*** Dataset extract ***

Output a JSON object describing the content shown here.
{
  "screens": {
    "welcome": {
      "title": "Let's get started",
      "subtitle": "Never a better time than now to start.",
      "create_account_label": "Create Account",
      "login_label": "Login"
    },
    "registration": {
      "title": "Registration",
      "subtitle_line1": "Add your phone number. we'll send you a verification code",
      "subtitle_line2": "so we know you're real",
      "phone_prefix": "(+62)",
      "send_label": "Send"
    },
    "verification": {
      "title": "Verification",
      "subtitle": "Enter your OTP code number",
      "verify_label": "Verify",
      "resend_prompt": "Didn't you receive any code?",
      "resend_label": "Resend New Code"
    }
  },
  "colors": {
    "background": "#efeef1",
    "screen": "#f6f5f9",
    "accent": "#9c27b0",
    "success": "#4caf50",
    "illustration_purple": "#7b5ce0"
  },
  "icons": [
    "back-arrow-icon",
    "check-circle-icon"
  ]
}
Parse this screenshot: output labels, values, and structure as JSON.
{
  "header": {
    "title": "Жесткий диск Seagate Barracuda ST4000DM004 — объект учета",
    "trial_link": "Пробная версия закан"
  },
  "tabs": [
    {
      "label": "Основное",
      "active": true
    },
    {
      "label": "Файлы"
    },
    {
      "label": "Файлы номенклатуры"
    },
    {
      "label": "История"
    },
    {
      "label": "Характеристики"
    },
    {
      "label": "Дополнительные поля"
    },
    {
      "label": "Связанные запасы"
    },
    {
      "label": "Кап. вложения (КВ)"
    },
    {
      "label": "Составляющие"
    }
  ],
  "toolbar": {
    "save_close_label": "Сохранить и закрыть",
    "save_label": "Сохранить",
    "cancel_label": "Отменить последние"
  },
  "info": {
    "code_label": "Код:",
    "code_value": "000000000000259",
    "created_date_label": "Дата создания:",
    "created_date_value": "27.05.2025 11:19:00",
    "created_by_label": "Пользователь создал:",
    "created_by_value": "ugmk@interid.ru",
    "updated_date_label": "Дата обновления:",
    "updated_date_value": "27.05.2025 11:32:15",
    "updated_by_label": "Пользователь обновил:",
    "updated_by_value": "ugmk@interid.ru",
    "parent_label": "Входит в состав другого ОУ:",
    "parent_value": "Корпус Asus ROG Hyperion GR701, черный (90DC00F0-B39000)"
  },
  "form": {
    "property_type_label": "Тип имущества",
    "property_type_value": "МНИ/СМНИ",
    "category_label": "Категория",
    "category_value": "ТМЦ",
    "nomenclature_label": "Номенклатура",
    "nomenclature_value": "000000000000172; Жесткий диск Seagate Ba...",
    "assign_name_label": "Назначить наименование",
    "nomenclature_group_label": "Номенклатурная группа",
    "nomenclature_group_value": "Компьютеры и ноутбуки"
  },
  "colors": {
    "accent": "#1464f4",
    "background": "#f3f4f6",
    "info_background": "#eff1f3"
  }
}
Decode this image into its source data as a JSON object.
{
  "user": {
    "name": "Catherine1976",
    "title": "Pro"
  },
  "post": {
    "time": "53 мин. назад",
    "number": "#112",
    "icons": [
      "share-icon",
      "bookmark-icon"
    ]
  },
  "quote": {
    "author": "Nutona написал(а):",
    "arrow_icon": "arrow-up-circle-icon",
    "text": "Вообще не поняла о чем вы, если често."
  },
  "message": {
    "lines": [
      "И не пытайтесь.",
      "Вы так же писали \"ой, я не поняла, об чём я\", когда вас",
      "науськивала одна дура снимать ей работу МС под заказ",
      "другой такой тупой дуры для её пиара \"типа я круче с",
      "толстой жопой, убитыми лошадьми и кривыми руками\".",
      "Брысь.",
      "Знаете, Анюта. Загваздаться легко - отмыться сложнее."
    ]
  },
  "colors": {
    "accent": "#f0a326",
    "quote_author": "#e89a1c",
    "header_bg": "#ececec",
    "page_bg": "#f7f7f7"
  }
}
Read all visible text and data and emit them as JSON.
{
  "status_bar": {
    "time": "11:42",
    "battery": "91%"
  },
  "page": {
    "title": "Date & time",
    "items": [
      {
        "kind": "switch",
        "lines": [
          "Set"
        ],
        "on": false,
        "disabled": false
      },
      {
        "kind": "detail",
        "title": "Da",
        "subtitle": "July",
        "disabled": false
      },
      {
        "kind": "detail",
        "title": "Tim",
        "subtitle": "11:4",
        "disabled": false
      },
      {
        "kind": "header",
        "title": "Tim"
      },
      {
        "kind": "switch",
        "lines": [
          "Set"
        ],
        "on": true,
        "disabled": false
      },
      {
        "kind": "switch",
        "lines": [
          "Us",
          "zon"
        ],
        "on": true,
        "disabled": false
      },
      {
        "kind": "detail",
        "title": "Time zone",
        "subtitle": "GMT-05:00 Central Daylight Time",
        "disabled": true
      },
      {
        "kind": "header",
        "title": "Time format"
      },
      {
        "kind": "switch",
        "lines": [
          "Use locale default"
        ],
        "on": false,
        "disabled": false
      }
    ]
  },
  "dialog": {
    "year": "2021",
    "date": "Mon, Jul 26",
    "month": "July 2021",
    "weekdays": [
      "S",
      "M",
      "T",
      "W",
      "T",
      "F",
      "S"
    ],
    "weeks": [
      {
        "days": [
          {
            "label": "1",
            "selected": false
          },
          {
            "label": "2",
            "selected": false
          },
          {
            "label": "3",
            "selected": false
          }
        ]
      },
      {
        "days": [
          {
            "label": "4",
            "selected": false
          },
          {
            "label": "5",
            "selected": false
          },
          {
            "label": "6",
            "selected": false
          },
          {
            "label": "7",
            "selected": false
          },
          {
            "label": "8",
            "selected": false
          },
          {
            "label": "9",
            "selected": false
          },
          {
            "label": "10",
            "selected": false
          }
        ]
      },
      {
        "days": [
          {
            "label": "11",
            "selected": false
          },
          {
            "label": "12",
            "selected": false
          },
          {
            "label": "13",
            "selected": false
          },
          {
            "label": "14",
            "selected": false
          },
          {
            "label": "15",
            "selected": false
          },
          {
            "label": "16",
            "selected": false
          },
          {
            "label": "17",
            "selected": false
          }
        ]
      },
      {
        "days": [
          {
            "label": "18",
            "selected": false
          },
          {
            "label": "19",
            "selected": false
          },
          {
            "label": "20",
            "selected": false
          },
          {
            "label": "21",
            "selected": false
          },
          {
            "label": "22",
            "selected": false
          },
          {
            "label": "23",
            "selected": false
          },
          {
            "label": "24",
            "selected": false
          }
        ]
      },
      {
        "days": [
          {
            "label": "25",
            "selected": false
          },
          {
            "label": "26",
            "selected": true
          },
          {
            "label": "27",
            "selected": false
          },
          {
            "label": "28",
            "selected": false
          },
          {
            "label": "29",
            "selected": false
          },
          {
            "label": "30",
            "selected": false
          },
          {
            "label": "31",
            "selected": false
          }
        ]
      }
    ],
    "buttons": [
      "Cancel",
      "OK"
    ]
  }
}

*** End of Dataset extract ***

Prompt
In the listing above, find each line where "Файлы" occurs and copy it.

Written reply
      "label": "Файлы"
      "label": "Файлы номенклатуры"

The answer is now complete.